Garden News January 2022

garden allies

Get to know your garden allies

by Margie Rose

The quiet season of winter when the garden sleeps is the perfect time to look back at what worked and what did not in our gardens. Did new plants added in the past year thrive or wither? If they didn’t thrive, what was the reason? The excess heat, too much sun, not enough or too much water? Poor drainage? 

garden allies

Choosing the best place for a plant is very important but sometimes it is a mystery when we lose one. One summer my geraniums were infested with caterpillars because I over fertilized them! Too much of a good thing is not so good. A stressed plant is an invitation to damage by insects and disease. Observation leads to improvement. Remember that a garden is never “done,” 

Winter is a good time to settle down with a warm cup to sip and an interesting book. This one from Timber Press is a real find! Frederique Lavoipierre has written, “Garden Allies: the birds, insects and other animals that keep your garden beautiful and thriving.” She tells us about the life cycles of these creatures and how they assist us in our gardening efforts. We cannot do it all; we need our friends to pollinate, help control destructive insects, and perform many other jobs too numerous to count. When things go well, they come to take up residence without our assistance. [Ed. Note: you can follow Lavoipierre on Facebook here.]

Garden allies! So many creatures are part of our gardens if we are careful not to use chemicals that kill them and don’t destroy their habitat. A balanced ecology supports a healthy place for our plants and reduces the workload for the gardener, increasing our pleasure in gardening. It also is a safe and healthy place for us.

John Muir said, “When we tug at a single thing in nature, we find it attached to the rest of the world.” I think of nature as a fabric that unravels if a living thing is removed, like a sweater with a pulled thread. Balance in our gardens keeps everything healthy, reducing disease and insect damage. 

My own garden, to my delight, is full of life: birds, bees, butterflies, dragonflies, toads and tree frogs, even a garter snake who helps keep the bugs and slugs at bay. They are my companions that give me assistance and I am grateful for their presence.

A healthy, thriving garden is a pleasure to have for us, our families and pets, and our allies that give us invaluable help. The joy we receive from our gardens helps to keep us healthy and thriving!

Questions? Email me at or leave a message at 503-645-2994.

Tree seedling sale at Skyline Grange 

Pre-order by noon, Tuesday, January 25; pickup Saturday, February 12 10 am-2 pm at Skyline Grange

By pre-order ONLY: this small sale includes mostly tree seedlings and a few shrubs and wildflowers that we have trouble obtaining for our large April 1-2 Tree & Native Plant Sale. Most are bareroot.

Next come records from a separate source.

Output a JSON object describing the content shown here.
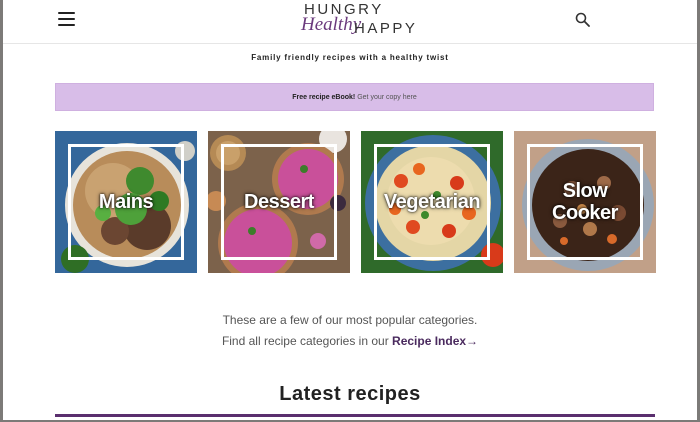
{
  "header": {
    "menu_icon": "hamburger-menu-icon",
    "logo": {
      "top": "HUNGRY",
      "script": "Healthy",
      "right": "HAPPY"
    },
    "search_icon": "search-icon"
  },
  "tagline": "Family friendly recipes with a healthy twist",
  "banner": {
    "bold": "Free recipe eBook!",
    "link": "Get your copy here",
    "background": "#d8bde8"
  },
  "categories": [
    {
      "label": "Mains"
    },
    {
      "label": "Dessert"
    },
    {
      "label": "Vegetarian"
    },
    {
      "label_line1": "Slow",
      "label_line2": "Cooker"
    }
  ],
  "intro": {
    "line1": "These are a few of our most popular categories.",
    "line2_prefix": "Find all recipe categories in our ",
    "line2_link": "Recipe Index→"
  },
  "latest_heading": "Latest recipes",
  "colors": {
    "accent": "#5a2f6e",
    "link": "#4a2a5e"
  }
}
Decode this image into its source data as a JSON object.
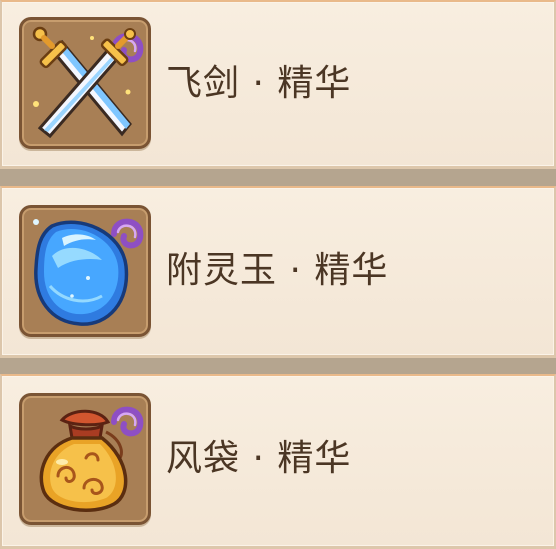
{
  "items": [
    {
      "name": "飞剑 · 精华",
      "icon": "flying-sword-icon"
    },
    {
      "name": "附灵玉 · 精华",
      "icon": "spirit-jade-icon"
    },
    {
      "name": "风袋 · 精华",
      "icon": "wind-bag-icon"
    }
  ],
  "colors": {
    "row_bg": "#f5e9d8",
    "row_border_top": "#e9b98a",
    "icon_frame": "#a87f55",
    "text": "#4b3624",
    "essence_swirl": "#9b59c8"
  }
}
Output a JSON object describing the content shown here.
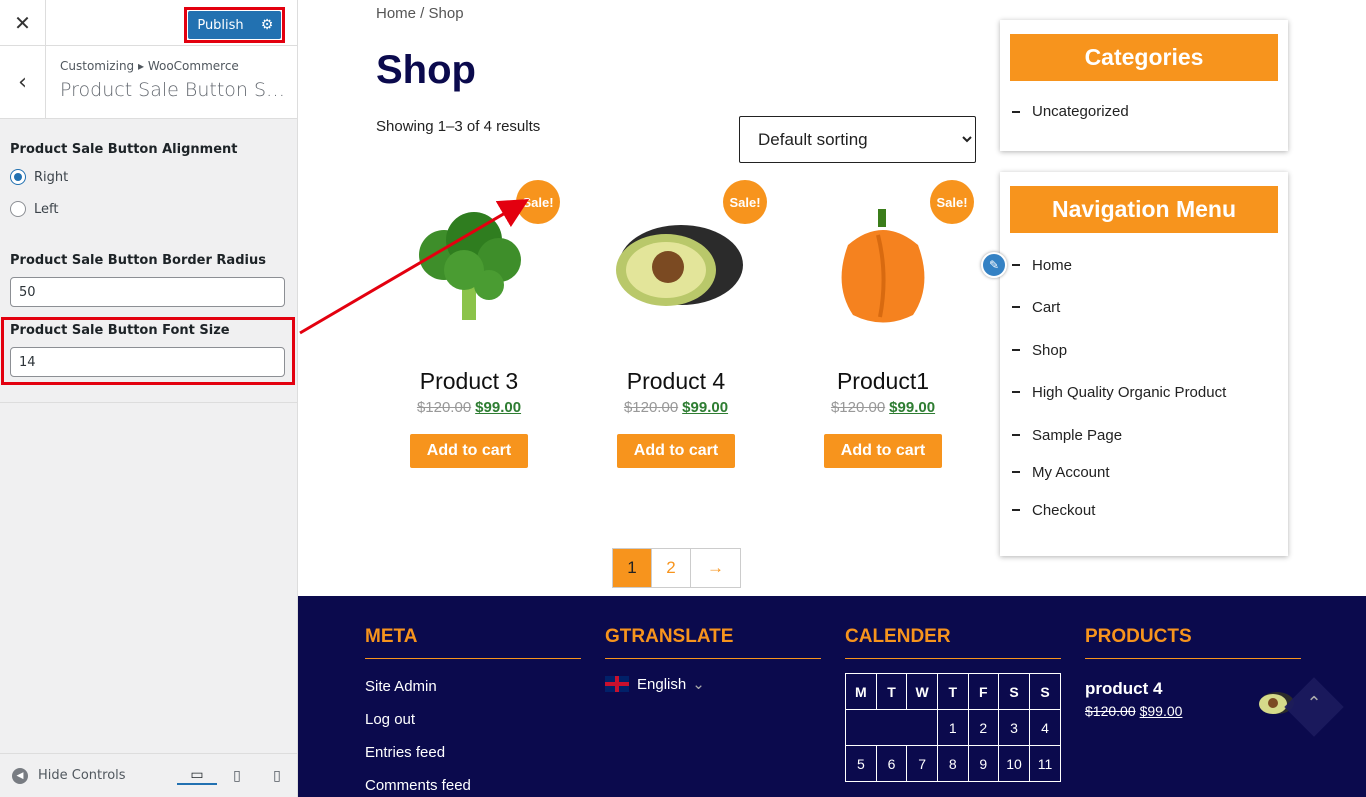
{
  "customizer": {
    "close_label": "✕",
    "publish_label": "Publish",
    "breadcrumb": "Customizing ▸ WooCommerce",
    "section_title": "Product Sale Button Set…",
    "alignment_label": "Product Sale Button Alignment",
    "alignment_options": [
      "Right",
      "Left"
    ],
    "alignment_selected": "Right",
    "radius_label": "Product Sale Button Border Radius",
    "radius_value": "50",
    "font_size_label": "Product Sale Button Font Size",
    "font_size_value": "14",
    "hide_controls": "Hide Controls"
  },
  "preview": {
    "breadcrumb": "Home / Shop",
    "title": "Shop",
    "results": "Showing 1–3 of 4 results",
    "sorting": "Default sorting",
    "sale_badge": "Sale!",
    "add_to_cart": "Add to cart",
    "products": [
      {
        "name": "Product 3",
        "old_price": "$120.00",
        "price": "$99.00",
        "image": "broccoli"
      },
      {
        "name": "Product 4",
        "old_price": "$120.00",
        "price": "$99.00",
        "image": "avocado"
      },
      {
        "name": "Product1",
        "old_price": "$120.00",
        "price": "$99.00",
        "image": "bell-pepper"
      }
    ],
    "pagination": [
      "1",
      "2",
      "→"
    ],
    "categories": {
      "title": "Categories",
      "items": [
        "Uncategorized"
      ]
    },
    "navigation": {
      "title": "Navigation Menu",
      "items": [
        "Home",
        "Cart",
        "Shop",
        "High Quality Organic Product",
        "Sample Page",
        "My Account",
        "Checkout"
      ]
    },
    "footer": {
      "meta": {
        "title": "META",
        "links": [
          "Site Admin",
          "Log out",
          "Entries feed",
          "Comments feed"
        ]
      },
      "gtranslate": {
        "title": "GTRANSLATE",
        "language": "English"
      },
      "calendar": {
        "title": "CALENDER",
        "days": [
          "M",
          "T",
          "W",
          "T",
          "F",
          "S",
          "S"
        ],
        "row1": [
          "",
          "",
          "",
          "1",
          "2",
          "3",
          "4"
        ],
        "row2": [
          "5",
          "6",
          "7",
          "8",
          "9",
          "10",
          "11"
        ]
      },
      "products": {
        "title": "PRODUCTS",
        "name": "product 4",
        "old_price": "$120.00",
        "price": "$99.00"
      }
    }
  },
  "colors": {
    "accent": "#f7941d",
    "navy": "#0b0a4d",
    "wp_blue": "#2271b1",
    "highlight": "#e3000f"
  }
}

Pre-order forms must be received by noon on January 25, 2022. Note: because numbers are limited, the Grange will send in an order on both January 11 and January 25. We recommend that you submit your order by January 11 to best ensure you will receive all that you wish. Orders will be taken on a first come, first serve bases.

Species available: 

Coniferous Tree Seedlings: Douglas Fir (single or in bags of 250), Grand Fir, Noble Fir, Western Hemlock, Willamette Valley Ponderosa Pine, & Western Redcedar.

Deciduous Tree Seedlings: Red Alder, White Alder, Oregon Ash, Pacific Madrone (potted), Bigleaf Maple, & Oregon White Oak.

Shrubs: Tall Oregon Grape, Salal

Wildflowers: a few, yet to be determined. Most will still be dormant in February & maybe not emerged from ground.

To request a pre-order form: Email Forms will be available on January 3. Pick up at Skyline Grange Hall on Saturday, February 12 from 10 am-2 pm.

Master Gardener monthly gardening tips

Find timely gardening tips in this video series produced by Weston Miller and Monica Maggio of OSU in partnership with The Oregonian.  Scroll down through to see month by month videos. The January & February Garden Checklist is currently featured.

disease resistant lima beans

Selecting Seeds

Winter finds many gardeners dreaming of spring and perusing seed catalogs. Learning the descriptive terms used in catalogs and on seed packages can guide you to make purchases right for your gardening situation and goals.

OSU Extension Horticulturist Nicole Sanchez explains terms she shared in a Growing Oregon Gardeners: Level Up webinar. Familiarize yourself with these terms and watch a recording of Nicole’s Understanding Seed Characteristics webinar.